▶ **Problem statement**
Nothing but an exact reproduction of the records, pictures excluded, should be returned.
--- START ---
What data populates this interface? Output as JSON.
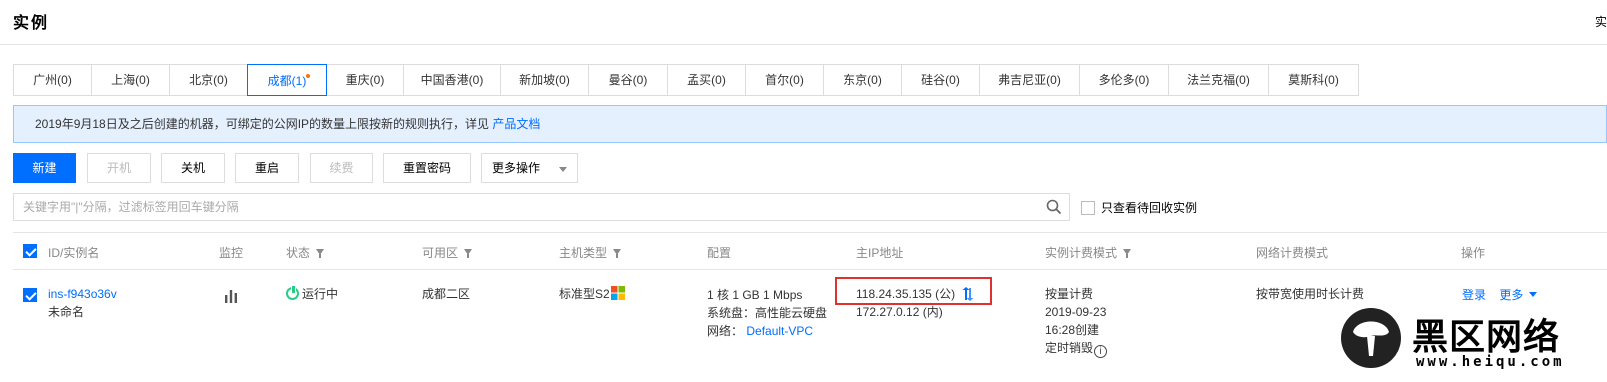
{
  "header": {
    "title": "实例",
    "right_text": "实"
  },
  "regions": [
    {
      "label": "广州(0)",
      "active": false
    },
    {
      "label": "上海(0)",
      "active": false
    },
    {
      "label": "北京(0)",
      "active": false
    },
    {
      "label": "成都(1)",
      "active": true,
      "dot": true
    },
    {
      "label": "重庆(0)",
      "active": false
    },
    {
      "label": "中国香港(0)",
      "active": false
    },
    {
      "label": "新加坡(0)",
      "active": false
    },
    {
      "label": "曼谷(0)",
      "active": false
    },
    {
      "label": "孟买(0)",
      "active": false
    },
    {
      "label": "首尔(0)",
      "active": false
    },
    {
      "label": "东京(0)",
      "active": false
    },
    {
      "label": "硅谷(0)",
      "active": false
    },
    {
      "label": "弗吉尼亚(0)",
      "active": false
    },
    {
      "label": "多伦多(0)",
      "active": false
    },
    {
      "label": "法兰克福(0)",
      "active": false
    },
    {
      "label": "莫斯科(0)",
      "active": false
    }
  ],
  "notice": {
    "text": "2019年9月18日及之后创建的机器，可绑定的公网IP的数量上限按新的规则执行，详见 ",
    "link": "产品文档"
  },
  "toolbar": {
    "new": "新建",
    "start": "开机",
    "shutdown": "关机",
    "restart": "重启",
    "renew": "续费",
    "reset_password": "重置密码",
    "more_actions": "更多操作"
  },
  "search": {
    "placeholder": "关键字用\"|\"分隔，过滤标签用回车键分隔",
    "value": ""
  },
  "recycle_filter": {
    "label": "只查看待回收实例",
    "checked": false
  },
  "table": {
    "columns": {
      "id": "ID/实例名",
      "monitor": "监控",
      "status": "状态",
      "zone": "可用区",
      "type": "主机类型",
      "config": "配置",
      "ip": "主IP地址",
      "billing": "实例计费模式",
      "net_billing": "网络计费模式",
      "ops": "操作"
    },
    "rows": [
      {
        "checked": true,
        "id": "ins-f943o36v",
        "name": "未命名",
        "status": "运行中",
        "zone": "成都二区",
        "type": "标准型S2",
        "config_line1": "1 核 1 GB 1 Mbps",
        "config_line2": "系统盘：高性能云硬盘",
        "config_net_label": "网络：",
        "config_net_link": "Default-VPC",
        "public_ip": "118.24.35.135 (公)",
        "private_ip": "172.27.0.12 (内)",
        "billing_mode": "按量计费",
        "created_date": "2019-09-23",
        "created_time": "16:28创建",
        "scheduled_destroy": "定时销毁",
        "net_billing": "按带宽使用时长计费",
        "op_login": "登录",
        "op_more": "更多"
      }
    ]
  },
  "watermark": {
    "title": "黑区网络",
    "url": "www.heiqu.com"
  },
  "colors": {
    "primary": "#006eff",
    "notice_bg": "#e5f0ff",
    "running": "#29cc85",
    "highlight": "#e03131",
    "dot": "#ff7200"
  }
}
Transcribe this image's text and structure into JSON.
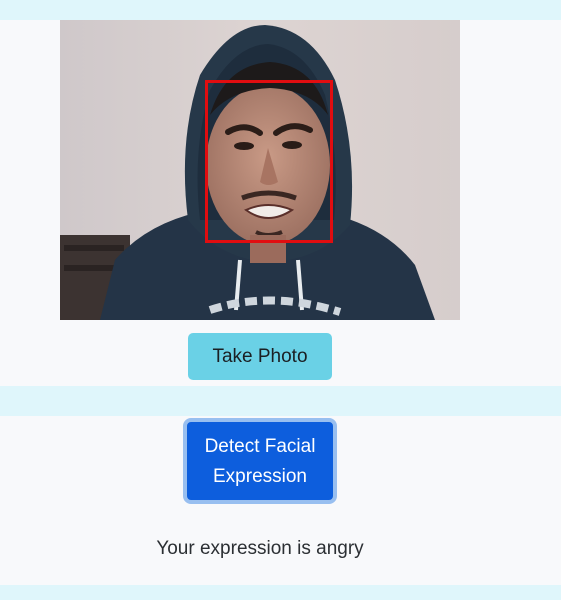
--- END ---
▶ **Problem solution**
What data populates this interface? Output as JSON.
{
  "header": {
    "title": "实例",
    "right_text": "实"
  },
  "regions": [
    {
      "label": "广州(0)",
      "active": false
    },
    {
      "label": "上海(0)",
      "active": false
    },
    {
      "label": "北京(0)",
      "active": false
    },
    {
      "label": "成都(1)",
      "active": true,
      "dot": true
    },
    {
      "label": "重庆(0)",
      "active": false
    },
    {
      "label": "中国香港(0)",
      "active": false
    },
    {
      "label": "新加坡(0)",
      "active": false
    },
    {
      "label": "曼谷(0)",
      "active": false
    },
    {
      "label": "孟买(0)",
      "active": false
    },
    {
      "label": "首尔(0)",
      "active": false
    },
    {
      "label": "东京(0)",
      "active": false
    },
    {
      "label": "硅谷(0)",
      "active": false
    },
    {
      "label": "弗吉尼亚(0)",
      "active": false
    },
    {
      "label": "多伦多(0)",
      "active": false
    },
    {
      "label": "法兰克福(0)",
      "active": false
    },
    {
      "label": "莫斯科(0)",
      "active": false
    }
  ],
  "notice": {
    "text": "2019年9月18日及之后创建的机器，可绑定的公网IP的数量上限按新的规则执行，详见 ",
    "link": "产品文档"
  },
  "toolbar": {
    "new": "新建",
    "start": "开机",
    "shutdown": "关机",
    "restart": "重启",
    "renew": "续费",
    "reset_password": "重置密码",
    "more_actions": "更多操作"
  },
  "search": {
    "placeholder": "关键字用\"|\"分隔，过滤标签用回车键分隔",
    "value": ""
  },
  "recycle_filter": {
    "label": "只查看待回收实例",
    "checked": false
  },
  "table": {
    "columns": {
      "id": "ID/实例名",
      "monitor": "监控",
      "status": "状态",
      "zone": "可用区",
      "type": "主机类型",
      "config": "配置",
      "ip": "主IP地址",
      "billing": "实例计费模式",
      "net_billing": "网络计费模式",
      "ops": "操作"
    },
    "rows": [
      {
        "checked": true,
        "id": "ins-f943o36v",
        "name": "未命名",
        "status": "运行中",
        "zone": "成都二区",
        "type": "标准型S2",
        "config_line1": "1 核 1 GB 1 Mbps",
        "config_line2": "系统盘：高性能云硬盘",
        "config_net_label": "网络：",
        "config_net_link": "Default-VPC",
        "public_ip": "118.24.35.135 (公)",
        "private_ip": "172.27.0.12 (内)",
        "billing_mode": "按量计费",
        "created_date": "2019-09-23",
        "created_time": "16:28创建",
        "scheduled_destroy": "定时销毁",
        "net_billing": "按带宽使用时长计费",
        "op_login": "登录",
        "op_more": "更多"
      }
    ]
  },
  "watermark": {
    "title": "黑区网络",
    "url": "www.heiqu.com"
  },
  "colors": {
    "primary": "#006eff",
    "notice_bg": "#e5f0ff",
    "running": "#29cc85",
    "highlight": "#e03131",
    "dot": "#ff7200"
  }
}
Transcribe this image's text and structure into JSON.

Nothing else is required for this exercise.